Susan Curlee is a parent and school board member in Williamson County who testified last month to the state's Textbook & Materials Quality Commission on Social Studies books. She said that as a parent, she was shocked when her daughter came home with supplemental materials supplied by CAIR. Parents are supposed to have the right to review such materials, she said.

"If Christianity were taught this way, what would the reaction be?" she asked. "The ACLU would shut this down.
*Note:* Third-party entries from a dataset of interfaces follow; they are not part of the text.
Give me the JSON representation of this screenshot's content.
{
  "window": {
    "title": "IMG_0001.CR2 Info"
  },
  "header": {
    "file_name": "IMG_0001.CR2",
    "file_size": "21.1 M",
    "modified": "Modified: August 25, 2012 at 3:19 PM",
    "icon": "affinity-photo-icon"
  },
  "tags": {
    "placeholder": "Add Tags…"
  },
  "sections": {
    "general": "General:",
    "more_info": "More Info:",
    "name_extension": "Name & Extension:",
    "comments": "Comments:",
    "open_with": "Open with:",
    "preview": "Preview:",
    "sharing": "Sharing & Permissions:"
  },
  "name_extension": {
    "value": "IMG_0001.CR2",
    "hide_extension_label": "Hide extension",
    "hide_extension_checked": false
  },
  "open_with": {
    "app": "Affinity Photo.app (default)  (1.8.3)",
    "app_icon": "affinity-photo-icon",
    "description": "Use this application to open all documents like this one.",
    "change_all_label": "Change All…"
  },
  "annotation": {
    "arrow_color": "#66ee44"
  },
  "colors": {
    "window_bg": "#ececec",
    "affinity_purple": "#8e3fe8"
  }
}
That's the ultimate litmus test."

The state's American Civil Liberties Union said it encourages the teaching of religion as long as it does not proselytize.

"Public schools are prohibited under the First Amendment from endorsing or encouraging religion in any way," a statement from Hedy Weinberg, ACLU-TN executive director, read. "However, schools can educate students about religious traditions and beliefs as long as such teachings are presented in an objective, unbiased way, and do not advocate or criticize either religion in general or any particular beliefs.

"Indeed, so long as information about religion is presented in a neutral manner, Tennessee students can only benefit from understanding different religions and their role in the world, developing their critical thinking skills, and engaging in dialogue on diverse perspectives."

What is taught?

While the state sets the standards to say what students should know of end-of-year tests, districts have the freedom to determine what curriculum to use, said Ashley Ball, communications director for the Tennessee Department of Education. The standards on religion have not changed much over the years, she said.

Gill said that the Franklin Special School District is one of several districts to receive a PowerPoint created by CAIR. The presentation covers a variety of Islamic topics, from the historical founding of the religion to its prophets, pilgrimages and statement of faith to explaining how its worship works and illustrating the layout of a typical mosque. The presentation also says that Mount Moriah Rock is "where Muhammad ascended into heaven."

Curlee said that the teaching of religious creeds violates students' constitutional rights. In her testimony to the textbook commission, she said that last year, the writing portion of the Social Studies year-end exam devoted eight of 32 questions to Islam. Students were required to write out the Shahada, or Muslim profession of faith.

She also said that she believes the state should review the standards, books, supplemental materials and tests together, not separately.